Note: much of this information is from a talk I attended 2 weeks ago about the Yosemite Slough restoration project.
Yosemite slough was recently "restored" by WRA Environmental Consultants. The project is part of the larger Candlestick Point State Recreation Area, which is in the planning and design stages. The site is also adjacent to the large development proposed at Bayview-Hunter's Point. (See photo). The project was surrounded by industrial sites and vacant lots. The vacant lots were purchased, and the land was bought for restoration purposes.
The project was funded primarily through mitigation from BART, SFO, and other sources, who needed to recreate tidal marsh habitat that they had previously destroyed. The rest of the funding came from the proposed adjacent development. Thus, the criteria for success was simply the creation of enough tidal marsh habitat to offset what was destroyed.

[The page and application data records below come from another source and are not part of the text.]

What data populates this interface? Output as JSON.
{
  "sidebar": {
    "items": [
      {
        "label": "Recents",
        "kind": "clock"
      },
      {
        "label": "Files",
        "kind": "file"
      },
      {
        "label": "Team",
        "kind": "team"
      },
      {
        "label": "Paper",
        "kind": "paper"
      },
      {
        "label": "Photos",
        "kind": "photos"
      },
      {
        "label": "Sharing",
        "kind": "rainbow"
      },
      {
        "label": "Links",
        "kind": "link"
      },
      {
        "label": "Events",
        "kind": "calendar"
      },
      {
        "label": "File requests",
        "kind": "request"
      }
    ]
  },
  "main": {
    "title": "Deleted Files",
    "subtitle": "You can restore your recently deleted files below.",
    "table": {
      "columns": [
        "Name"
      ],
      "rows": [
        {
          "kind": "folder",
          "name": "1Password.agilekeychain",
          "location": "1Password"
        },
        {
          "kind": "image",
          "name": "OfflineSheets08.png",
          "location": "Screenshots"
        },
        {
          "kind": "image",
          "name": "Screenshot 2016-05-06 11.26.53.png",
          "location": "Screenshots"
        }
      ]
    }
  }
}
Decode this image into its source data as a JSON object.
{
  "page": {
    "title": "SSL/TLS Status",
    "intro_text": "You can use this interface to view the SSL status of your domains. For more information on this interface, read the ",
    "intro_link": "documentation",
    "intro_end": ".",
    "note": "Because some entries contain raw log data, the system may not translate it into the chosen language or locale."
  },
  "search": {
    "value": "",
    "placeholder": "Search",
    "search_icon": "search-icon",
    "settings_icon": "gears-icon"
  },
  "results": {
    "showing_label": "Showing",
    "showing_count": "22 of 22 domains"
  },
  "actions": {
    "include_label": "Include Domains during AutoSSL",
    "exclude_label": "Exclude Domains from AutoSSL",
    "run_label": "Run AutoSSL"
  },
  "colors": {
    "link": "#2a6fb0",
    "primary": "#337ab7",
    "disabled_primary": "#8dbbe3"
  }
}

Sea-level-rise was taken into consideration for the project, in that the site was graded to allow tidal marsh habitat to gradually move uphill in response to sea level changes. Under current regulations, mitigation projects are considered successful if they create sufficient habitat within 5 years. However, after 5 years, all bets are off. The huge irony inherent in this project is that millions of dollars were spent to recreate tidal marsh habitat that will be completely underwater by 2080!! The question then becomes, how can restoration in the name of mitigation be justified when the temporal scale of regulations is only 5 years, particularly when sea level rise is taken into consideration?